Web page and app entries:
☆ ☆ ☆ ☆ ☆
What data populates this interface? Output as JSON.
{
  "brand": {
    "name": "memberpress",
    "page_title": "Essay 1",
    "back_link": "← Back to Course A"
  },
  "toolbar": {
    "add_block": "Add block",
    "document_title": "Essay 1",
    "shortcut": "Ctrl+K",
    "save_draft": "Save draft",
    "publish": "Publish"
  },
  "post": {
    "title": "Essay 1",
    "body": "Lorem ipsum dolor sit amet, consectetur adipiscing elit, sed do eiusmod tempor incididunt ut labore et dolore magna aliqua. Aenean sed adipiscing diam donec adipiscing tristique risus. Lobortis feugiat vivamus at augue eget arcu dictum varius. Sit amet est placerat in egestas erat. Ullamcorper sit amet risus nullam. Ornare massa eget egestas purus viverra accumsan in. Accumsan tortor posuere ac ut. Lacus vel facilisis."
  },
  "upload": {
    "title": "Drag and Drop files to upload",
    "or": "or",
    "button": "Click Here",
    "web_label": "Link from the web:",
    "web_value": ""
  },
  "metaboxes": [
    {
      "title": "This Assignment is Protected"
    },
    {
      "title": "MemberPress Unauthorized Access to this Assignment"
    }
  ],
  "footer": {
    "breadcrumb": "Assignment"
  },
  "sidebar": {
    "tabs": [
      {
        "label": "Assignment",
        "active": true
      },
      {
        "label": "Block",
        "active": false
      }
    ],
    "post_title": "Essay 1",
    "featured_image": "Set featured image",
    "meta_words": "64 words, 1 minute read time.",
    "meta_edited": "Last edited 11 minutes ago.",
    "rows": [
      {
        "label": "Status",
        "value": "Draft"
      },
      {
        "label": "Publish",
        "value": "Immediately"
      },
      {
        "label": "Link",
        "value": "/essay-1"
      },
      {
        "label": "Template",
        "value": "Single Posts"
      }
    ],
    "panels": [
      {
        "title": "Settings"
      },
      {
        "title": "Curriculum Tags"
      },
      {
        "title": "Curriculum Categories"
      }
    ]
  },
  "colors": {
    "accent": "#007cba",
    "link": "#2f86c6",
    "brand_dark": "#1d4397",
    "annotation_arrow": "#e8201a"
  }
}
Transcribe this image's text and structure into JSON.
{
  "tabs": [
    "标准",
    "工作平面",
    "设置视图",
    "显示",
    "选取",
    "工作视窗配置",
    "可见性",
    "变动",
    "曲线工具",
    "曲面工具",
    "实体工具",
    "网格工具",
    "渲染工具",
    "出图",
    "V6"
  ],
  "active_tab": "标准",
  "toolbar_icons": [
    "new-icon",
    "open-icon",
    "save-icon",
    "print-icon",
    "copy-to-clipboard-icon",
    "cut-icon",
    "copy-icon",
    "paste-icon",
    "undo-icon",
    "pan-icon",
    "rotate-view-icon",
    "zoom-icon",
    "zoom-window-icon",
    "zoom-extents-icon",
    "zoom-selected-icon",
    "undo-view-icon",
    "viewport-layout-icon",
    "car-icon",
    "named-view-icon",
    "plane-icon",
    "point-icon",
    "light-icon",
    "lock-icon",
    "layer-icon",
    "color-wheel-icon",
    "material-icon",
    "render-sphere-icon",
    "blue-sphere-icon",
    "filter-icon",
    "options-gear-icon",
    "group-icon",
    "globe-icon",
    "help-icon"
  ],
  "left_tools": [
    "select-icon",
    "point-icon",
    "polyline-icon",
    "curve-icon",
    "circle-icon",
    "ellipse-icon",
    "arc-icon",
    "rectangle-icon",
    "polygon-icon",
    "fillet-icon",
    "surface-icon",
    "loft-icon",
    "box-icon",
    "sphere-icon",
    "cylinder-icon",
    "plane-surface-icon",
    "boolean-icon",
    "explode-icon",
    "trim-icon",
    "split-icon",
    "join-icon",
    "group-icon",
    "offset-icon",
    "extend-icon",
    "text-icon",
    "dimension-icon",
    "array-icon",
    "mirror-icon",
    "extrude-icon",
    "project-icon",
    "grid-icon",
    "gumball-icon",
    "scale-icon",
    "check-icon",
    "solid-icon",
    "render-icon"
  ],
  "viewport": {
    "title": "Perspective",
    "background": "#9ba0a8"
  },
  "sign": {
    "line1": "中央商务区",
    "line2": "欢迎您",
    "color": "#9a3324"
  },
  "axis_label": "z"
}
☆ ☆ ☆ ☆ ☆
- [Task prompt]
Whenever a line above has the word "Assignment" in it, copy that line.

- [Exercise result]
      "title": "This Assignment is Protected"
      "title": "MemberPress Unauthorized Access to this Assignment"
    "breadcrumb": "Assignment"
        "label": "Assignment",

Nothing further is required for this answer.